> _Stored data entries_
◆ ◆ ◆ ◆ ◆

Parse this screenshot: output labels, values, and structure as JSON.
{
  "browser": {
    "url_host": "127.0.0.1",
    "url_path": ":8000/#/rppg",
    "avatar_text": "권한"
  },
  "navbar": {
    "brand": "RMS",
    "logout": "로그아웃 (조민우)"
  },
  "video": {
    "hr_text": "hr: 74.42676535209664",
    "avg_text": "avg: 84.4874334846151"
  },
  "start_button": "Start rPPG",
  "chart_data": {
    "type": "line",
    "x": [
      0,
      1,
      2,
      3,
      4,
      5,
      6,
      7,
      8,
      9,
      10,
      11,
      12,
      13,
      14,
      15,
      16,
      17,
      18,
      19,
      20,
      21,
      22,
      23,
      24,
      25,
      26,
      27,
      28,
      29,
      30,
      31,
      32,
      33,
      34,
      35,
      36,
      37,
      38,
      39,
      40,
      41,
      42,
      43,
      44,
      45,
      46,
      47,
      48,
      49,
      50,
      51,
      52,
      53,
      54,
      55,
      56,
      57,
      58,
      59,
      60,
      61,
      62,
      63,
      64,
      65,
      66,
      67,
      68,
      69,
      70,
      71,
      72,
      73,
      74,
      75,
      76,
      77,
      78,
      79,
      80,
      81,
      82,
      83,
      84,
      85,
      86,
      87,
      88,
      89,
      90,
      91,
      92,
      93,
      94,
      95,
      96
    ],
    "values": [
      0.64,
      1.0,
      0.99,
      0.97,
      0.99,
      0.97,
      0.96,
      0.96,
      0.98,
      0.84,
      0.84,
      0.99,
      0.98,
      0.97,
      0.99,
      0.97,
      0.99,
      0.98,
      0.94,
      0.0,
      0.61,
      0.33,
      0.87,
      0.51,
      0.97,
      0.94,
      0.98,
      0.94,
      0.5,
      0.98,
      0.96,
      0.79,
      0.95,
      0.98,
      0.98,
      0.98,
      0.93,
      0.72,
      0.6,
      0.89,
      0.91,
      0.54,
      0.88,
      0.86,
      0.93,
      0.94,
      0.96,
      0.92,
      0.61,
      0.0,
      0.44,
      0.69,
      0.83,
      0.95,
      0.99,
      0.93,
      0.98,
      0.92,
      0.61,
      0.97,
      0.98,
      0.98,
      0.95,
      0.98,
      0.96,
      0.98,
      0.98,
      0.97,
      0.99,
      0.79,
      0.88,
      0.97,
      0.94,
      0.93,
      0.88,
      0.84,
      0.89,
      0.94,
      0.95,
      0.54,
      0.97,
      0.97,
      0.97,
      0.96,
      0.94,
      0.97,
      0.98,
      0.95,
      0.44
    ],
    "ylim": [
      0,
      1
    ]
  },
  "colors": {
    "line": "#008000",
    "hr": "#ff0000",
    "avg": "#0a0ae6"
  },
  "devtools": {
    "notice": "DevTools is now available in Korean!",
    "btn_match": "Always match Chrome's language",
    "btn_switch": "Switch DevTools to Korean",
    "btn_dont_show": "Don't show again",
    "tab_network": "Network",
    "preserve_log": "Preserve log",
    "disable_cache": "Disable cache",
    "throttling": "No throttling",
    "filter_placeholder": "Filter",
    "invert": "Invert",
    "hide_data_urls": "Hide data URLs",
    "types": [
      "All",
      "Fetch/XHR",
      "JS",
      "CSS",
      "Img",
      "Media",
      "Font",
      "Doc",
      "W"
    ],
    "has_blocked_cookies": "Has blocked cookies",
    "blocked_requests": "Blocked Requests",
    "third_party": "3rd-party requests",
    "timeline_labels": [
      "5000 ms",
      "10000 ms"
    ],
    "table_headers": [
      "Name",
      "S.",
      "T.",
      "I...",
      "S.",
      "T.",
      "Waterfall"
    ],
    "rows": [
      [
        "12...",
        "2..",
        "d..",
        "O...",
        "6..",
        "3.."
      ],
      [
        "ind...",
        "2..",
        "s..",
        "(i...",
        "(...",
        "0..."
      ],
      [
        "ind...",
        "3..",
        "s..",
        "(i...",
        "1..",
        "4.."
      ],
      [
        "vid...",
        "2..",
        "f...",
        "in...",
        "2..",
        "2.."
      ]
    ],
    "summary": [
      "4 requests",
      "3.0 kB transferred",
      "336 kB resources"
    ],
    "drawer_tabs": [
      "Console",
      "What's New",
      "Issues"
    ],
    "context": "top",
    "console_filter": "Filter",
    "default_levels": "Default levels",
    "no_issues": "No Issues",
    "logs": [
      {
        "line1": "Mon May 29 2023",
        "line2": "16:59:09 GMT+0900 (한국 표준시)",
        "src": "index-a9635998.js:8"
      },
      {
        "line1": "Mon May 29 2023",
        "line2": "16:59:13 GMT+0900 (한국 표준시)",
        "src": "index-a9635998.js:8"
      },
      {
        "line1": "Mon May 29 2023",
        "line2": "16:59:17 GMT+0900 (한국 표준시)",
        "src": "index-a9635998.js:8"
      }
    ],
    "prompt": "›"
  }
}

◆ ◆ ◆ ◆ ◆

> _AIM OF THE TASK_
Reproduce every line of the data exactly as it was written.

> _ANSWER BOX_
Parse this screenshot: output labels, values, and structure as JSON.
{
  "browser": {
    "url_host": "127.0.0.1",
    "url_path": ":8000/#/rppg",
    "avatar_text": "권한"
  },
  "navbar": {
    "brand": "RMS",
    "logout": "로그아웃 (조민우)"
  },
  "video": {
    "hr_text": "hr: 74.42676535209664",
    "avg_text": "avg: 84.4874334846151"
  },
  "start_button": "Start rPPG",
  "chart_data": {
    "type": "line",
    "x": [
      0,
      1,
      2,
      3,
      4,
      5,
      6,
      7,
      8,
      9,
      10,
      11,
      12,
      13,
      14,
      15,
      16,
      17,
      18,
      19,
      20,
      21,
      22,
      23,
      24,
      25,
      26,
      27,
      28,
      29,
      30,
      31,
      32,
      33,
      34,
      35,
      36,
      37,
      38,
      39,
      40,
      41,
      42,
      43,
      44,
      45,
      46,
      47,
      48,
      49,
      50,
      51,
      52,
      53,
      54,
      55,
      56,
      57,
      58,
      59,
      60,
      61,
      62,
      63,
      64,
      65,
      66,
      67,
      68,
      69,
      70,
      71,
      72,
      73,
      74,
      75,
      76,
      77,
      78,
      79,
      80,
      81,
      82,
      83,
      84,
      85,
      86,
      87,
      88,
      89,
      90,
      91,
      92,
      93,
      94,
      95,
      96
    ],
    "values": [
      0.64,
      1.0,
      0.99,
      0.97,
      0.99,
      0.97,
      0.96,
      0.96,
      0.98,
      0.84,
      0.84,
      0.99,
      0.98,
      0.97,
      0.99,
      0.97,
      0.99,
      0.98,
      0.94,
      0.0,
      0.61,
      0.33,
      0.87,
      0.51,
      0.97,
      0.94,
      0.98,
      0.94,
      0.5,
      0.98,
      0.96,
      0.79,
      0.95,
      0.98,
      0.98,
      0.98,
      0.93,
      0.72,
      0.6,
      0.89,
      0.91,
      0.54,
      0.88,
      0.86,
      0.93,
      0.94,
      0.96,
      0.92,
      0.61,
      0.0,
      0.44,
      0.69,
      0.83,
      0.95,
      0.99,
      0.93,
      0.98,
      0.92,
      0.61,
      0.97,
      0.98,
      0.98,
      0.95,
      0.98,
      0.96,
      0.98,
      0.98,
      0.97,
      0.99,
      0.79,
      0.88,
      0.97,
      0.94,
      0.93,
      0.88,
      0.84,
      0.89,
      0.94,
      0.95,
      0.54,
      0.97,
      0.97,
      0.97,
      0.96,
      0.94,
      0.97,
      0.98,
      0.95,
      0.44
    ],
    "ylim": [
      0,
      1
    ]
  },
  "colors": {
    "line": "#008000",
    "hr": "#ff0000",
    "avg": "#0a0ae6"
  },
  "devtools": {
    "notice": "DevTools is now available in Korean!",
    "btn_match": "Always match Chrome's language",
    "btn_switch": "Switch DevTools to Korean",
    "btn_dont_show": "Don't show again",
    "tab_network": "Network",
    "preserve_log": "Preserve log",
    "disable_cache": "Disable cache",
    "throttling": "No throttling",
    "filter_placeholder": "Filter",
    "invert": "Invert",
    "hide_data_urls": "Hide data URLs",
    "types": [
      "All",
      "Fetch/XHR",
      "JS",
      "CSS",
      "Img",
      "Media",
      "Font",
      "Doc",
      "W"
    ],
    "has_blocked_cookies": "Has blocked cookies",
    "blocked_requests": "Blocked Requests",
    "third_party": "3rd-party requests",
    "timeline_labels": [
      "5000 ms",
      "10000 ms"
    ],
    "table_headers": [
      "Name",
      "S.",
      "T.",
      "I...",
      "S.",
      "T.",
      "Waterfall"
    ],
    "rows": [
      [
        "12...",
        "2..",
        "d..",
        "O...",
        "6..",
        "3.."
      ],
      [
        "ind...",
        "2..",
        "s..",
        "(i...",
        "(...",
        "0..."
      ],
      [
        "ind...",
        "3..",
        "s..",
        "(i...",
        "1..",
        "4.."
      ],
      [
        "vid...",
        "2..",
        "f...",
        "in...",
        "2..",
        "2.."
      ]
    ],
    "summary": [
      "4 requests",
      "3.0 kB transferred",
      "336 kB resources"
    ],
    "drawer_tabs": [
      "Console",
      "What's New",
      "Issues"
    ],
    "context": "top",
    "console_filter": "Filter",
    "default_levels": "Default levels",
    "no_issues": "No Issues",
    "logs": [
      {
        "line1": "Mon May 29 2023",
        "line2": "16:59:09 GMT+0900 (한국 표준시)",
        "src": "index-a9635998.js:8"
      },
      {
        "line1": "Mon May 29 2023",
        "line2": "16:59:13 GMT+0900 (한국 표준시)",
        "src": "index-a9635998.js:8"
      },
      {
        "line1": "Mon May 29 2023",
        "line2": "16:59:17 GMT+0900 (한국 표준시)",
        "src": "index-a9635998.js:8"
      }
    ],
    "prompt": "›"
  }
}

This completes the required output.